**RECORDS TO USE**
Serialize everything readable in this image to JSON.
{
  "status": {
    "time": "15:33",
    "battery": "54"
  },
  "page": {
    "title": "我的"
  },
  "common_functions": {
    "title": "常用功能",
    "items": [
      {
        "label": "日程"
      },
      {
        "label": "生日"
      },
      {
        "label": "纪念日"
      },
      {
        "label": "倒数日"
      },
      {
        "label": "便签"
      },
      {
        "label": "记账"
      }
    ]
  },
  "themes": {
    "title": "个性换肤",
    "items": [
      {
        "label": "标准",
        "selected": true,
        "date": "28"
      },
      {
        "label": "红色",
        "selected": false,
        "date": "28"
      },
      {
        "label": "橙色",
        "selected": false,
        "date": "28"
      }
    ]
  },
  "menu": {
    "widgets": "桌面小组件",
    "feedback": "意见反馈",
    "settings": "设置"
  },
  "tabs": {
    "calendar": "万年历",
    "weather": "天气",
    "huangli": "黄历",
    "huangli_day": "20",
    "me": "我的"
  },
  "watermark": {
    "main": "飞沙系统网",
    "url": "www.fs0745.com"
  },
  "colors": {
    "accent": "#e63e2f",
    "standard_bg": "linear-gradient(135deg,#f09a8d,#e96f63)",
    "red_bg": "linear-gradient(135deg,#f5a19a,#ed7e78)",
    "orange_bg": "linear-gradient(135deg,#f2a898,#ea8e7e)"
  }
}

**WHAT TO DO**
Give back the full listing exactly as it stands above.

**EXERCISE OUTPUT**
Serialize everything readable in this image to JSON.
{
  "status": {
    "time": "15:33",
    "battery": "54"
  },
  "page": {
    "title": "我的"
  },
  "common_functions": {
    "title": "常用功能",
    "items": [
      {
        "label": "日程"
      },
      {
        "label": "生日"
      },
      {
        "label": "纪念日"
      },
      {
        "label": "倒数日"
      },
      {
        "label": "便签"
      },
      {
        "label": "记账"
      }
    ]
  },
  "themes": {
    "title": "个性换肤",
    "items": [
      {
        "label": "标准",
        "selected": true,
        "date": "28"
      },
      {
        "label": "红色",
        "selected": false,
        "date": "28"
      },
      {
        "label": "橙色",
        "selected": false,
        "date": "28"
      }
    ]
  },
  "menu": {
    "widgets": "桌面小组件",
    "feedback": "意见反馈",
    "settings": "设置"
  },
  "tabs": {
    "calendar": "万年历",
    "weather": "天气",
    "huangli": "黄历",
    "huangli_day": "20",
    "me": "我的"
  },
  "watermark": {
    "main": "飞沙系统网",
    "url": "www.fs0745.com"
  },
  "colors": {
    "accent": "#e63e2f",
    "standard_bg": "linear-gradient(135deg,#f09a8d,#e96f63)",
    "red_bg": "linear-gradient(135deg,#f5a19a,#ed7e78)",
    "orange_bg": "linear-gradient(135deg,#f2a898,#ea8e7e)"
  }
}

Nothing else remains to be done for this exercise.